= RECORD EXTRACTS =
++++

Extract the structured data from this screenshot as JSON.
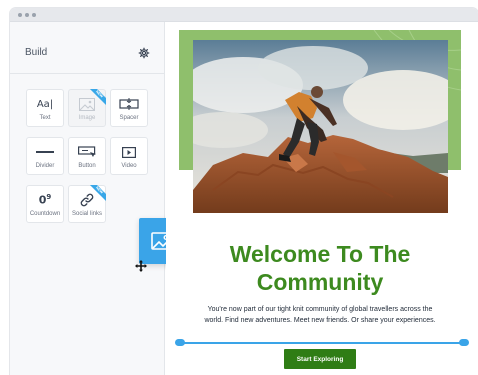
{
  "window": {
    "dots": 3
  },
  "sidebar": {
    "title": "Build",
    "settings_icon": "gear-icon",
    "blocks": [
      {
        "label": "Text",
        "icon": "text-icon",
        "disabled": false,
        "badge": ""
      },
      {
        "label": "Image",
        "icon": "image-icon",
        "disabled": true,
        "badge": "NEW"
      },
      {
        "label": "Spacer",
        "icon": "spacer-icon",
        "disabled": false,
        "badge": ""
      },
      {
        "label": "Divider",
        "icon": "divider-icon",
        "disabled": false,
        "badge": ""
      },
      {
        "label": "Button",
        "icon": "button-icon",
        "disabled": false,
        "badge": ""
      },
      {
        "label": "Video",
        "icon": "video-icon",
        "disabled": false,
        "badge": ""
      },
      {
        "label": "Countdown",
        "icon": "countdown-icon",
        "disabled": false,
        "badge": ""
      },
      {
        "label": "Social links",
        "icon": "link-icon",
        "disabled": false,
        "badge": "NEW"
      }
    ],
    "drag_icon": "image-icon",
    "cursor_icon": "move-cursor-icon"
  },
  "email": {
    "headline_line1": "Welcome To The",
    "headline_line2": "Community",
    "body_line1": "You're now part of our tight knit community of global travellers across the",
    "body_line2": "world. Find new adventures. Meet new friends. Or share your experiences.",
    "cta_label": "Start Exploring",
    "hero_image": "hiker-climbing-rocks",
    "colors": {
      "accent": "#3aa4e8",
      "headline": "#3d8a1f",
      "cta": "#2f7d15",
      "hero_frame": "#8fbf6c"
    }
  }
}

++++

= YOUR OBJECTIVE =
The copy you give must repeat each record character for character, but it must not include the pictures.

= EXERCISE OUTPUT =
Extract the structured data from this screenshot as JSON.
{
  "window": {
    "dots": 3
  },
  "sidebar": {
    "title": "Build",
    "settings_icon": "gear-icon",
    "blocks": [
      {
        "label": "Text",
        "icon": "text-icon",
        "disabled": false,
        "badge": ""
      },
      {
        "label": "Image",
        "icon": "image-icon",
        "disabled": true,
        "badge": "NEW"
      },
      {
        "label": "Spacer",
        "icon": "spacer-icon",
        "disabled": false,
        "badge": ""
      },
      {
        "label": "Divider",
        "icon": "divider-icon",
        "disabled": false,
        "badge": ""
      },
      {
        "label": "Button",
        "icon": "button-icon",
        "disabled": false,
        "badge": ""
      },
      {
        "label": "Video",
        "icon": "video-icon",
        "disabled": false,
        "badge": ""
      },
      {
        "label": "Countdown",
        "icon": "countdown-icon",
        "disabled": false,
        "badge": ""
      },
      {
        "label": "Social links",
        "icon": "link-icon",
        "disabled": false,
        "badge": "NEW"
      }
    ],
    "drag_icon": "image-icon",
    "cursor_icon": "move-cursor-icon"
  },
  "email": {
    "headline_line1": "Welcome To The",
    "headline_line2": "Community",
    "body_line1": "You're now part of our tight knit community of global travellers across the",
    "body_line2": "world. Find new adventures. Meet new friends. Or share your experiences.",
    "cta_label": "Start Exploring",
    "hero_image": "hiker-climbing-rocks",
    "colors": {
      "accent": "#3aa4e8",
      "headline": "#3d8a1f",
      "cta": "#2f7d15",
      "hero_frame": "#8fbf6c"
    }
  }
}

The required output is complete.